◆ DATASET RECORDS

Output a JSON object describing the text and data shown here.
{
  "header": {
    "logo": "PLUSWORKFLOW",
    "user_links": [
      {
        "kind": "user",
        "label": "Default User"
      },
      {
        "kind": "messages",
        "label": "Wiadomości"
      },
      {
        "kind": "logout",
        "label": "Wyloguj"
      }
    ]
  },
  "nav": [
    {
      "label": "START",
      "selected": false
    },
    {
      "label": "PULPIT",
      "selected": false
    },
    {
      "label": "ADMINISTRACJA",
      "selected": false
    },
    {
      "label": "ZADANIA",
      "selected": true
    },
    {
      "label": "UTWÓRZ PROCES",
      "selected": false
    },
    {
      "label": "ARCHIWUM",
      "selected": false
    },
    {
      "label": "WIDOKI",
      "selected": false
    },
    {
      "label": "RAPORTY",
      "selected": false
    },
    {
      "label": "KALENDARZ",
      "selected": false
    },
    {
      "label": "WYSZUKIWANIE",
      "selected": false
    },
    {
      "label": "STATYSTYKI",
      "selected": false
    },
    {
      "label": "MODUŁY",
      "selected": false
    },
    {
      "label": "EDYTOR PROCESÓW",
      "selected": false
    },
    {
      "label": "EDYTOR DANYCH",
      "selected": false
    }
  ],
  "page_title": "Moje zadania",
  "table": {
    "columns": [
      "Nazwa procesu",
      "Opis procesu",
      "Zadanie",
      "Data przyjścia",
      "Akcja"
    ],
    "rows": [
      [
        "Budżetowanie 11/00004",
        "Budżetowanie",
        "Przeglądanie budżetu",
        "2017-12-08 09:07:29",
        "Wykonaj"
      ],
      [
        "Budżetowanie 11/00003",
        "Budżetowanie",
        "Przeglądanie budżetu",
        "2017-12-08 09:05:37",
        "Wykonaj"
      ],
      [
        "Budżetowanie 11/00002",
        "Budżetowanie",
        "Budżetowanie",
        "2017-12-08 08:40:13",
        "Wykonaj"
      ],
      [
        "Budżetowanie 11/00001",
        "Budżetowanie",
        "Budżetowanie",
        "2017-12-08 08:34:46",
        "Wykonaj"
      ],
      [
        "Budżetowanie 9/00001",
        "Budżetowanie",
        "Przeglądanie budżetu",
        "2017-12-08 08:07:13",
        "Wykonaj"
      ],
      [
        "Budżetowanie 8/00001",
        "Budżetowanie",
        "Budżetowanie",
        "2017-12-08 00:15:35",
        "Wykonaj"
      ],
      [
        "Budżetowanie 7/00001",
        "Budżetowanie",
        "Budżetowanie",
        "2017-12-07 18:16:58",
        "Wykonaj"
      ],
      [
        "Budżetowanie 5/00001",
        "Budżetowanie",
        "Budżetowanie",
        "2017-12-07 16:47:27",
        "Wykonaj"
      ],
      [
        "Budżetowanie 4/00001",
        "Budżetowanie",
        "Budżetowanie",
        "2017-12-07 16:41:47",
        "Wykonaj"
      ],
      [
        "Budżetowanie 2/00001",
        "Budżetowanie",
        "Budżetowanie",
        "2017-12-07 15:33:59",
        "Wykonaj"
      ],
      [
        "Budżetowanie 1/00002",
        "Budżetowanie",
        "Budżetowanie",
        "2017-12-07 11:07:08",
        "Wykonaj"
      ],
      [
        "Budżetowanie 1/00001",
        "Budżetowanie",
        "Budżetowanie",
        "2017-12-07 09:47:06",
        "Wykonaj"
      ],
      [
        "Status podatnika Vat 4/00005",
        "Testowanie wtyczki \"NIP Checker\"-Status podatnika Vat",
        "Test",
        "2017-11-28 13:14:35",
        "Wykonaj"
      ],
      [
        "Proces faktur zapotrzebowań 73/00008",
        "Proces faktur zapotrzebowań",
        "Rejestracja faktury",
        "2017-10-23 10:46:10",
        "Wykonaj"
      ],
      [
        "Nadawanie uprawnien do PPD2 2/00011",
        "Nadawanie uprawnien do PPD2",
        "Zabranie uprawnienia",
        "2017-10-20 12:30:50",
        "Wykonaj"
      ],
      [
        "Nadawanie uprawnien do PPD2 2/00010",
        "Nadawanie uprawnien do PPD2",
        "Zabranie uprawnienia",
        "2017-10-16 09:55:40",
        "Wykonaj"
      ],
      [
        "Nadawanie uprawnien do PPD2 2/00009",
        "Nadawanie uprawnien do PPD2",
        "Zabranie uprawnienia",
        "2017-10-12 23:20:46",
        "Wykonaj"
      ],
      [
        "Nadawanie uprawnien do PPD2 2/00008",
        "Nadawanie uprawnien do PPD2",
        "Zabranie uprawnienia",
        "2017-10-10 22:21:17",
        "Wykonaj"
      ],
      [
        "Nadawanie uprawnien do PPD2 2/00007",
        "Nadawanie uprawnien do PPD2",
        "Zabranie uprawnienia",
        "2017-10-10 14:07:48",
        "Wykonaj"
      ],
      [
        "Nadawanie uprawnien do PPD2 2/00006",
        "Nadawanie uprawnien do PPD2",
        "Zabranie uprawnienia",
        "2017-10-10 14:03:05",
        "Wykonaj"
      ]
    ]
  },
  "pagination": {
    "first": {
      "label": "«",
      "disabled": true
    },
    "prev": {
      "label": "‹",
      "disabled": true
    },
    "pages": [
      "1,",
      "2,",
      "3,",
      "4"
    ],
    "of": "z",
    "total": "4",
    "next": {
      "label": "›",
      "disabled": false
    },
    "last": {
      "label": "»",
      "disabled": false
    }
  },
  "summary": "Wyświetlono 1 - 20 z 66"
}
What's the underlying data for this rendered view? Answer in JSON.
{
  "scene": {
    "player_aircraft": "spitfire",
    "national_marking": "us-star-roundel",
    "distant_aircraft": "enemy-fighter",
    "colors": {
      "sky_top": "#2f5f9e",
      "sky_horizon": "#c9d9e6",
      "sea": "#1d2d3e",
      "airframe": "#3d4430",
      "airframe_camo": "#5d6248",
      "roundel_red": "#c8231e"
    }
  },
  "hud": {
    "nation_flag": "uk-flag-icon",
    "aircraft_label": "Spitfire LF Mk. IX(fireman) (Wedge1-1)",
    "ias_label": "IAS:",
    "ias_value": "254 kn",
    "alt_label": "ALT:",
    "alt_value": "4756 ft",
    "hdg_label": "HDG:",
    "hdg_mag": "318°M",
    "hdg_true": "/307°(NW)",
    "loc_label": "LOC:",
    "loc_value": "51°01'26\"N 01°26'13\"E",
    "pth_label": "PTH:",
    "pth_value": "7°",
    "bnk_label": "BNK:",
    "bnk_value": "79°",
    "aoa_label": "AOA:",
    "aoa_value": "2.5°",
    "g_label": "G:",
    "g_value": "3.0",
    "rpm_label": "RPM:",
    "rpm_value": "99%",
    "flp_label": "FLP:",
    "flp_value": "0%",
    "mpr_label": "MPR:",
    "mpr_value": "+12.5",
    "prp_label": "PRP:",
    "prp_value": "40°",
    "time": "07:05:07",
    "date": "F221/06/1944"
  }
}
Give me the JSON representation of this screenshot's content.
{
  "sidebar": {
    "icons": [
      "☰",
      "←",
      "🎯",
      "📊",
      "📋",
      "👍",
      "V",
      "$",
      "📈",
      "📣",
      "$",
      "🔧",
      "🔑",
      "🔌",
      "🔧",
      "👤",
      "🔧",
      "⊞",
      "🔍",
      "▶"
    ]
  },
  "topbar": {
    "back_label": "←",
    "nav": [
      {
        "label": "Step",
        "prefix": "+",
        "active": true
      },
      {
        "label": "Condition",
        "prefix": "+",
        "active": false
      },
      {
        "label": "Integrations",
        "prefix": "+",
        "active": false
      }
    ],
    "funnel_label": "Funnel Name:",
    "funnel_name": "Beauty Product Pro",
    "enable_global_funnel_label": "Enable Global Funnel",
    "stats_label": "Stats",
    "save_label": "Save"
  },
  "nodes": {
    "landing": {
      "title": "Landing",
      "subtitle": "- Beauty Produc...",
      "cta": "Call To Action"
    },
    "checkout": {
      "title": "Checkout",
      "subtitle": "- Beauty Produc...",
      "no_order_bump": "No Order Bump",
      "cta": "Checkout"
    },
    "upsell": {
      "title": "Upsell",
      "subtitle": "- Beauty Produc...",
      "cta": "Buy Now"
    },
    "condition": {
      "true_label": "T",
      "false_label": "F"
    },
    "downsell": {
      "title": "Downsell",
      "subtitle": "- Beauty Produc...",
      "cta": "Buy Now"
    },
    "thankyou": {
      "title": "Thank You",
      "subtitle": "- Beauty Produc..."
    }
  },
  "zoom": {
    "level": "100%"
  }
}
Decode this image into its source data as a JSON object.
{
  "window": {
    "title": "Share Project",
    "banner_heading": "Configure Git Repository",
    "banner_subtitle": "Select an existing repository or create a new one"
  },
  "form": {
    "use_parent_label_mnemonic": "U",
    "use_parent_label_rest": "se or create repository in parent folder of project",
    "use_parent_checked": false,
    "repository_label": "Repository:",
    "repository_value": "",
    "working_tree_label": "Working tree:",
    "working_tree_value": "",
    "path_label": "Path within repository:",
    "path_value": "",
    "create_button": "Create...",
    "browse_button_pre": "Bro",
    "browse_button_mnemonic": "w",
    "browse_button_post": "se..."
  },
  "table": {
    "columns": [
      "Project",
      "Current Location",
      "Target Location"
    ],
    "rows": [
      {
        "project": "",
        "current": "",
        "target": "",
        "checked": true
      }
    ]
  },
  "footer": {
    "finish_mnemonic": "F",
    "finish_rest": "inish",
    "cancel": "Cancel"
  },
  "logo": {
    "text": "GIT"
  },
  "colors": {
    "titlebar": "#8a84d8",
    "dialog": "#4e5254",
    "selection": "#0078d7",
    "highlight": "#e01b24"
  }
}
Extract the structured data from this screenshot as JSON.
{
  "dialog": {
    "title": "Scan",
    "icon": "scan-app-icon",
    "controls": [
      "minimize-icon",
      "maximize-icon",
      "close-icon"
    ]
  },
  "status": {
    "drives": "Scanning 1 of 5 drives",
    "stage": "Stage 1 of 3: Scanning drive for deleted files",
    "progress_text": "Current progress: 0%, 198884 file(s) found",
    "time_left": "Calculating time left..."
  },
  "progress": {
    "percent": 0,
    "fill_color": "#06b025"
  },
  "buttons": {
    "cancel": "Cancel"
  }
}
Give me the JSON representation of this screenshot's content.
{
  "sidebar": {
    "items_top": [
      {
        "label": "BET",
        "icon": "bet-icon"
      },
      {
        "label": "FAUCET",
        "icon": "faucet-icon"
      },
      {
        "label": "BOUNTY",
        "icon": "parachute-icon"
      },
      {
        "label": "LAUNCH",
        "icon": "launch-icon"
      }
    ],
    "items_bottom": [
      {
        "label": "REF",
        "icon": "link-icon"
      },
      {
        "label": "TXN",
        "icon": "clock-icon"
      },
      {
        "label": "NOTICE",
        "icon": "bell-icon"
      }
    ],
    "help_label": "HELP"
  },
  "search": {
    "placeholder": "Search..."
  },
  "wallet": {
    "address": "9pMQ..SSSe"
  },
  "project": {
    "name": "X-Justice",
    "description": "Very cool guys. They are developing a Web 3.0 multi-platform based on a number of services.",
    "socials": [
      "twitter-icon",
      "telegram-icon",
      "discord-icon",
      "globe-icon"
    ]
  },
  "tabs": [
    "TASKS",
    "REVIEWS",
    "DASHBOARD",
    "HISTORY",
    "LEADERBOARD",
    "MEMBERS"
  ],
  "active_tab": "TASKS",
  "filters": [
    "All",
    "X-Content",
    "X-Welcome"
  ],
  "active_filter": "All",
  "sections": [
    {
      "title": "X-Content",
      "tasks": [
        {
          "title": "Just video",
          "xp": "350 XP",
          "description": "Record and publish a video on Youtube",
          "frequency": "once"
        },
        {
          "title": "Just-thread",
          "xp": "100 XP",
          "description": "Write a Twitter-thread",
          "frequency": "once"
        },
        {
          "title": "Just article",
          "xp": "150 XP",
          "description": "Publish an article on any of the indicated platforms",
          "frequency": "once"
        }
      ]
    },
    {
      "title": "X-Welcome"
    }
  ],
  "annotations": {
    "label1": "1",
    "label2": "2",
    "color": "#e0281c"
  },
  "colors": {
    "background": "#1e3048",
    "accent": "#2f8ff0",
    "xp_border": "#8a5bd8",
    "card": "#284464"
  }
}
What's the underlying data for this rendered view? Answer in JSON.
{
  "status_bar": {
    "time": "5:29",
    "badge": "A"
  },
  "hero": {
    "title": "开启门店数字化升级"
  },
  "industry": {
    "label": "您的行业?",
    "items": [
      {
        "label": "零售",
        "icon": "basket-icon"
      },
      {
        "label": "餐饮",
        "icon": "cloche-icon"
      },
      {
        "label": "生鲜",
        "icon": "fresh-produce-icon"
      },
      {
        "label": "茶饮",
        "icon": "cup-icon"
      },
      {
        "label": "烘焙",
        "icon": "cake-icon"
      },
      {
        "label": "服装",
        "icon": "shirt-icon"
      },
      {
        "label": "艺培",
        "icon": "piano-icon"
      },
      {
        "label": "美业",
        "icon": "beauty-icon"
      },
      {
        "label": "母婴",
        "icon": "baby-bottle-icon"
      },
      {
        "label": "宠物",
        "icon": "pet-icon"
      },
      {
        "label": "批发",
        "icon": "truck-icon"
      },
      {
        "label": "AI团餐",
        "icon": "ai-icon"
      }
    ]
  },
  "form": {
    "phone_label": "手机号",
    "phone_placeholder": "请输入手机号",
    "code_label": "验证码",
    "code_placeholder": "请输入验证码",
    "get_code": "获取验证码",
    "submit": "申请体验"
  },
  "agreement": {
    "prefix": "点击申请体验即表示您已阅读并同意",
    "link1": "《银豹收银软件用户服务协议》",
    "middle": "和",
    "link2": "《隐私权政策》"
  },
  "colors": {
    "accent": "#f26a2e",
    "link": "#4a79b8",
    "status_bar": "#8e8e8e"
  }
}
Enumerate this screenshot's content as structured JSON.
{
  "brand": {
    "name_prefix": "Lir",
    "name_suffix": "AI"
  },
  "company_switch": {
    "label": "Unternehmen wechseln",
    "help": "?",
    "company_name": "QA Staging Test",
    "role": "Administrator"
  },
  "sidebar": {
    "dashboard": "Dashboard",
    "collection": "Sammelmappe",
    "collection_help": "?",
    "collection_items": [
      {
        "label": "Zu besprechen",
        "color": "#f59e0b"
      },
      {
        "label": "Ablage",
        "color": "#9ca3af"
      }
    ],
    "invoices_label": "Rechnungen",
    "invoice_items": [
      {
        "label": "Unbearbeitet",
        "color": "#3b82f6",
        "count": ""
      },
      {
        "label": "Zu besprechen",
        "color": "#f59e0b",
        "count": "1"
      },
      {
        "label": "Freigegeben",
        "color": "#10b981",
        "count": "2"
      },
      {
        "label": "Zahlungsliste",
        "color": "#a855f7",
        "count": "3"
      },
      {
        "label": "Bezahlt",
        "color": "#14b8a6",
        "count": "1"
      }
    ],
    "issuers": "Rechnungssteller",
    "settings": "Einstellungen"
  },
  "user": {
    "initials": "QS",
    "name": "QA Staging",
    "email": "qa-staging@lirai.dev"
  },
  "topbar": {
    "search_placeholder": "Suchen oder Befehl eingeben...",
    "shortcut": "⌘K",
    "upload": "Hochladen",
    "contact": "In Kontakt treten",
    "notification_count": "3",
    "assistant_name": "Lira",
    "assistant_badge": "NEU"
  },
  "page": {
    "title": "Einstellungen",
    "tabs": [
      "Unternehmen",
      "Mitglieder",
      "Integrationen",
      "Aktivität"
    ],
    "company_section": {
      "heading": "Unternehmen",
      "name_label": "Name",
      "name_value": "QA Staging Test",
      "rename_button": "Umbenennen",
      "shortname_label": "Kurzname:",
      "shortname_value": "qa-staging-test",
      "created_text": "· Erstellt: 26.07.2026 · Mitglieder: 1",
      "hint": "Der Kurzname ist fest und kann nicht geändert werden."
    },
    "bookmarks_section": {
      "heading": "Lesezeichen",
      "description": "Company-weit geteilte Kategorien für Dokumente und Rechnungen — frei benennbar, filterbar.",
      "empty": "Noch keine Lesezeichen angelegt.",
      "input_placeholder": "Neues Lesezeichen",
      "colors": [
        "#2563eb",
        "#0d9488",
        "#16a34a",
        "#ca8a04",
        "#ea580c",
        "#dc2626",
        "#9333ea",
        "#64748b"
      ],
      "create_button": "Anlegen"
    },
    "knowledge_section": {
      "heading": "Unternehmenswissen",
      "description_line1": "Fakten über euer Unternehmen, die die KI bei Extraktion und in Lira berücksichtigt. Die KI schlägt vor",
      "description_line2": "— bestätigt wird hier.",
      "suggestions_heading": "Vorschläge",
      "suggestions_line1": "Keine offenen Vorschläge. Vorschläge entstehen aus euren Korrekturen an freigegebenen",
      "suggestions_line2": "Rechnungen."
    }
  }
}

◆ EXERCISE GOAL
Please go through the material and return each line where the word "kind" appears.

◆ SOLUTION
        "kind": "user",
        "kind": "messages",
        "kind": "logout",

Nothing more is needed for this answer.